Three days before I received the phone call telling me “Dan is dead.” I was driving to the mall near my parents’ house with Audrey and my mother.
Dan was away, so since weekends were harder- I had slept over my parents with Audrey. I was going to return some clothes, and while we were there, we were going to let Audrey ride the merry go round- something she loves.
As I drove there, I was talking to my mom about how I still wasn’t quite over the whole bed bug fiasco- a horrible trial Dan and I had suffered through the week Audrey was born – finding out our whole building in Brooklyn was infested and leaving behind everything we owned and moving in with my parents for five months. It was still hard even almost two years later to think of that dark period of time.

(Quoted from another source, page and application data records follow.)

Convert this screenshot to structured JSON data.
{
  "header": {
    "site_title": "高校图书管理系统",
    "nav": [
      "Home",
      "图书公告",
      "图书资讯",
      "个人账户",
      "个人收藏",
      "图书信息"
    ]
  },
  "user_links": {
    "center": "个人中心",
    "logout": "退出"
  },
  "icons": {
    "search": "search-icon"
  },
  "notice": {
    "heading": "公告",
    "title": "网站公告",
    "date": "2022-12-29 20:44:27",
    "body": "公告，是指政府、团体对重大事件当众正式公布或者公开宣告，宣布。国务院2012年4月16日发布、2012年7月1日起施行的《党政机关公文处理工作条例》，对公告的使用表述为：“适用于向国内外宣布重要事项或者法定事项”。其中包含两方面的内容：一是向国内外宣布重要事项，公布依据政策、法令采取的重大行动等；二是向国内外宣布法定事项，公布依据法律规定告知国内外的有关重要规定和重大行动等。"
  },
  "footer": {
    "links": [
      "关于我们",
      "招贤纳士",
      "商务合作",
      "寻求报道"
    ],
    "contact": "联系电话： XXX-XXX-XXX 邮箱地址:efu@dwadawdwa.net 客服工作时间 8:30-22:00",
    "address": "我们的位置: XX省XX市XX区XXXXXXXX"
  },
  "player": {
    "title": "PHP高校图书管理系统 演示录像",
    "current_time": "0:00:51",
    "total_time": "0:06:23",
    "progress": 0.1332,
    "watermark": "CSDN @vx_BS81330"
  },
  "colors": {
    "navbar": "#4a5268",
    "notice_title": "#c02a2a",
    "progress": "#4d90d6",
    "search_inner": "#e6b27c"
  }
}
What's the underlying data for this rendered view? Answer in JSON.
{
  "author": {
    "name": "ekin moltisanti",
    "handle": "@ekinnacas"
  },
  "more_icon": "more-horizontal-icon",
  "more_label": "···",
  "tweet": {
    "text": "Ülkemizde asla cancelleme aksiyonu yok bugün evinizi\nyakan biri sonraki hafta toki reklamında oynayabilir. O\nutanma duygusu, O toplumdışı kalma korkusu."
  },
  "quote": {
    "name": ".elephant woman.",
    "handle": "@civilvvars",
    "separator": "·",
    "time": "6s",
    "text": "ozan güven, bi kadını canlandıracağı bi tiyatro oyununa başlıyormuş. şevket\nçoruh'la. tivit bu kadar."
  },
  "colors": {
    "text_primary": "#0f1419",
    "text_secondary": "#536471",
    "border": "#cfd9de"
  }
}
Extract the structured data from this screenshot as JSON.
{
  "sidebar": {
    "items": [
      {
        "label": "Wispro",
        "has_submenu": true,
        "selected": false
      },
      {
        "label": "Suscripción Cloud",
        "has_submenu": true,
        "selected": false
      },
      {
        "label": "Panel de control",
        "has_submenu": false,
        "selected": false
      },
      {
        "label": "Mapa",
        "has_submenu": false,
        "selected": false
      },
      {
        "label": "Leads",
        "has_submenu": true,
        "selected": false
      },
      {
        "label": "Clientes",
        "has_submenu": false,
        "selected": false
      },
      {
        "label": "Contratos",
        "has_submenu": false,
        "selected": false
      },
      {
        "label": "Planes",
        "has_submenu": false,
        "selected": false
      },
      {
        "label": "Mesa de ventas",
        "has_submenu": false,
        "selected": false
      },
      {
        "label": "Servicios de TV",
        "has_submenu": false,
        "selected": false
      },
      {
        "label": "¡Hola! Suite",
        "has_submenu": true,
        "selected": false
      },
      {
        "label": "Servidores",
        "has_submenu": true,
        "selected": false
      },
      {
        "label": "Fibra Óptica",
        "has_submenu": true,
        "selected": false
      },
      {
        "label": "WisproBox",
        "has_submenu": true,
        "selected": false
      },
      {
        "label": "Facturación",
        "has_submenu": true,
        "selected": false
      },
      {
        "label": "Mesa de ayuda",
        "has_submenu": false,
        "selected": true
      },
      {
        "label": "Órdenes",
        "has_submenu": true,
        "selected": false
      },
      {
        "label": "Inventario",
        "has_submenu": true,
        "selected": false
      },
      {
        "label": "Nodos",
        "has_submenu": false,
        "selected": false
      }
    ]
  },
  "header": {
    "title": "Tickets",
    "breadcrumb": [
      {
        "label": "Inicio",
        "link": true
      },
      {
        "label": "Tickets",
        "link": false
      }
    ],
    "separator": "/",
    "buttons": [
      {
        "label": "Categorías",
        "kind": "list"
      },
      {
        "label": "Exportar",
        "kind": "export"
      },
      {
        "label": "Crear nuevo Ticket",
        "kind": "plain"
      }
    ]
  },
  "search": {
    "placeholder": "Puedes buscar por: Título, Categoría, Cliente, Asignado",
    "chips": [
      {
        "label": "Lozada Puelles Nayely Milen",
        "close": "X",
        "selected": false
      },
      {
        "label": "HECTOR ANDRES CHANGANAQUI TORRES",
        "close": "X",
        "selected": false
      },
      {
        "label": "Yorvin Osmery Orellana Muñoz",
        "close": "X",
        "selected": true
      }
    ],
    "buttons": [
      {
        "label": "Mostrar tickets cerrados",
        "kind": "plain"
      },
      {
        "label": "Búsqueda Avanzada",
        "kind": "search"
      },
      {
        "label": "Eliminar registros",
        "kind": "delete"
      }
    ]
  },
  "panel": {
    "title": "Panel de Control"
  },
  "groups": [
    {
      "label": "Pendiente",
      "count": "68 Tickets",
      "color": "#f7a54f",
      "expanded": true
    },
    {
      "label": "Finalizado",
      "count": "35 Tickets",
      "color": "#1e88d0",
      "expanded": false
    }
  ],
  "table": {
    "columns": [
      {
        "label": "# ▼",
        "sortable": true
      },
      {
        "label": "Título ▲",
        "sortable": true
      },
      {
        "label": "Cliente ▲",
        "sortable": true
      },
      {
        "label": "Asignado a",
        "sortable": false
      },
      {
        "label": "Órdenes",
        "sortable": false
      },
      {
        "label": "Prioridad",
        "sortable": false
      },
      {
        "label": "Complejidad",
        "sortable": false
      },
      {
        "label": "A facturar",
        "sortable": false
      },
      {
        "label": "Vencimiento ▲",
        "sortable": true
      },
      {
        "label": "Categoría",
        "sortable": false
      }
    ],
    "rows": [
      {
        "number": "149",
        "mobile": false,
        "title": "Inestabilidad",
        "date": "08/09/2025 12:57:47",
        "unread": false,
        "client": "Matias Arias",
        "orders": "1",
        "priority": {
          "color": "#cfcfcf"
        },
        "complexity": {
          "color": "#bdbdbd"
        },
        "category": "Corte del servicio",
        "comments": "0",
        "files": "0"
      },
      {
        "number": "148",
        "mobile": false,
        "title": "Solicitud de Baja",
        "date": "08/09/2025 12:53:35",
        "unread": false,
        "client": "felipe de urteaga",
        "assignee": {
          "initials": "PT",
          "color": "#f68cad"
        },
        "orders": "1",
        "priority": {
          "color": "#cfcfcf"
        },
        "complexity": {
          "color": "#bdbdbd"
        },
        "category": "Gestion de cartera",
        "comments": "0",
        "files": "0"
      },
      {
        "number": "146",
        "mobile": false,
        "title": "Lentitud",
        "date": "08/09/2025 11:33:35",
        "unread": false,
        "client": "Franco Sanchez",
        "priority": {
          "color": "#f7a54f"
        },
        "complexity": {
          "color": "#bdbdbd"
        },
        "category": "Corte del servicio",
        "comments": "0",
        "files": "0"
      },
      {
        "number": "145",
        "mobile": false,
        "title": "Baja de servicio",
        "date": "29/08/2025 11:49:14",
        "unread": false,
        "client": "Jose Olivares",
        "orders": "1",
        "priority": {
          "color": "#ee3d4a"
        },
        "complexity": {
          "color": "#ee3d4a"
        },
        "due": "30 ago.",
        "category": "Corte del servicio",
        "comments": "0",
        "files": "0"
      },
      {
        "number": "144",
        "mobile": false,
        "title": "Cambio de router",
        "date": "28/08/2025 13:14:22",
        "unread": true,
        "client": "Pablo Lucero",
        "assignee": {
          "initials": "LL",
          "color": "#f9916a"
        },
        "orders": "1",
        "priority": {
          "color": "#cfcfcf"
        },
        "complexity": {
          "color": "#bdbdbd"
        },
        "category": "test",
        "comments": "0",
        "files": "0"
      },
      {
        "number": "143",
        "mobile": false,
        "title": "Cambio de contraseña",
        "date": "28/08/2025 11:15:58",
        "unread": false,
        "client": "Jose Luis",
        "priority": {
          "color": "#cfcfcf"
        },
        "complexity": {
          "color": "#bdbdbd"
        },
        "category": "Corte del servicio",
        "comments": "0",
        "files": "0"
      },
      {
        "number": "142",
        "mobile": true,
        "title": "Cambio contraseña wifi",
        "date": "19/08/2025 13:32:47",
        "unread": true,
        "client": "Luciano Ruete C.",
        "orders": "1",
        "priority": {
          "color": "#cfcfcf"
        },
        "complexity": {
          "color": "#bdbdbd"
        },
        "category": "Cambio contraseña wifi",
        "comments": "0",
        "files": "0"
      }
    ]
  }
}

But what I remember specifically is telling my mother that I’d get over it and was starting to get on with life …and…that though it was stressful and horrible, that I’d never had any real tragedy in my life.
“I’ve never had any real tragedy in my life,” is what I said. “So I feel lucky. Some people go through far worse.”
And now I know tragedy. Now I am “some people.” Now suddenly, all of the things I worried about before, all of the drama seems utterly pointless- in fact I know Dan and I were always stressed and fought a lot- but I can not for the life of me remember what all that was about – or why it mattered. We were together- we loved each other. Why wasn’t that enough?
Since I was a little girl, I’d always had an extreme aversion to two games: musical chairs and hot potato. If I was at a party and they were suggested, I panicked inside. Both were so exclusionary by nature…forcing one person to leave the circle. But I also, at such an early age, saw them as an analogy for life- the lack of chair and the hot potato were tragedy and pain, and I was just trying to avoid being caught with that potato in my hand. So I played those games furiously- my legs and arms reaching for that chair- tossing that potato out of my hand in an instant as if it really was hot. I just wanted to protect myself- to get through life as unscathed as possible.
But here I am holding that potato and the music has stopped.
Tragedy is not for “other people.” The human condition is tragic. Death and separation is tragic. I believe it’s tragic because it is utterly unnatural. My mind still cannot comprehend that my love’s shell- his dead body- is buried under what the funeral home described to me as “a ton of dirt.” My body has been in a total state of shock physically since this occurred- all kinds of chemical changes, digestive problems, and physical ailments. It is unnatural- it is impossible to process. Why is that? Why?
It reminds me though of having a child- you can not seem to process no matter how hard you try- that there is a human being sprouting up inside your body. That one simple act between you and your husband has created a unique individual. When the baby arrives and especially as she grows, you think back to those first wondrous kicks and flutters inside of you, and you look at your growing child running around complete with personality, and you just can not process that the two are connected.
So I believe both life and death- are not ours to process because they are not ours at all. We are witnesses. How did this life come? How did it go? We build things and make things- we’ve come very far. But the equations found by mathematicians, the knowledge discovered by doctors as they try to decipher this body we live in, the satellites we send into outer space to look and listen- even the music notes we put together and find something pleasing about- they’re all just finding things that are already there- the equations fit- we did not make them fit- the body forms and functions- we desperately try to understand how even though it is our very own. The universe stretches and spins and we try to trace its origin, and the music is out there- floating in space as well- waiting to be found by ears who can hear.
“He who has ears, let him hear!” Matthew 11:15